§ **What to work on**
What lines in the records below contain the string "label"? Copy every one.

§ **Dataset entries**
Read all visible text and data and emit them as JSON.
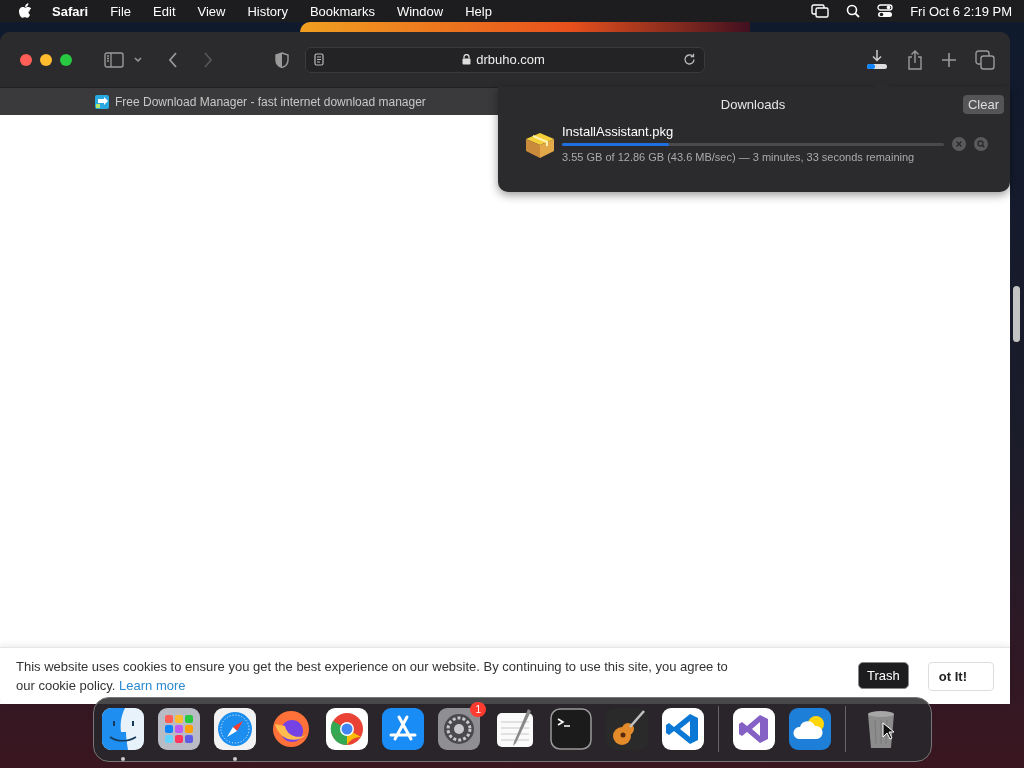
{
  "menu_bar": {
    "app_menus": [
      {
        "label": "Safari",
        "kind": "app"
      },
      {
        "label": "File",
        "kind": "menu"
      },
      {
        "label": "Edit",
        "kind": "menu"
      },
      {
        "label": "View",
        "kind": "menu"
      },
      {
        "label": "History",
        "kind": "menu"
      },
      {
        "label": "Bookmarks",
        "kind": "menu"
      },
      {
        "label": "Window",
        "kind": "menu"
      },
      {
        "label": "Help",
        "kind": "menu"
      }
    ],
    "clock": "Fri Oct 6  2:19 PM"
  },
  "browser": {
    "address": "drbuho.com",
    "tab": {
      "title": "Free Download Manager - fast internet download manager"
    },
    "downloads": {
      "title": "Downloads",
      "clear_button": "Clear",
      "items": [
        {
          "file": "InstallAssistant.pkg",
          "level": 0.28,
          "status": "3.55 GB of 12.86 GB (43.6 MB/sec) — 3 minutes, 33 seconds remaining"
        }
      ]
    },
    "cookie_banner": {
      "text": "This website uses cookies to ensure you get the best experience on our website. By continuing to use this site, you agree to our cookie policy.",
      "link": "Learn more",
      "button": "ot It!"
    }
  },
  "dock": {
    "items": [
      {
        "kind": "finder",
        "running": true
      },
      {
        "kind": "launchpad",
        "running": false
      },
      {
        "kind": "safari",
        "running": true
      },
      {
        "kind": "firefox",
        "running": false
      },
      {
        "kind": "chrome",
        "running": false
      },
      {
        "kind": "appstore",
        "running": false
      },
      {
        "kind": "settings",
        "running": false,
        "badge": "1"
      },
      {
        "kind": "textedit",
        "running": false
      },
      {
        "kind": "terminal",
        "running": false
      },
      {
        "kind": "garageband",
        "running": false
      },
      {
        "kind": "vscode",
        "running": false
      },
      {
        "kind": "separator"
      },
      {
        "kind": "visualstudio",
        "running": false
      },
      {
        "kind": "weather",
        "running": false
      },
      {
        "kind": "separator"
      },
      {
        "kind": "trash",
        "running": false,
        "tooltip": "Trash"
      }
    ]
  }
}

§ **Task result**
        "label": "Safari",
        "label": "File",
        "label": "Edit",
        "label": "View",
        "label": "History",
        "label": "Bookmarks",
        "label": "Window",
        "label": "Help",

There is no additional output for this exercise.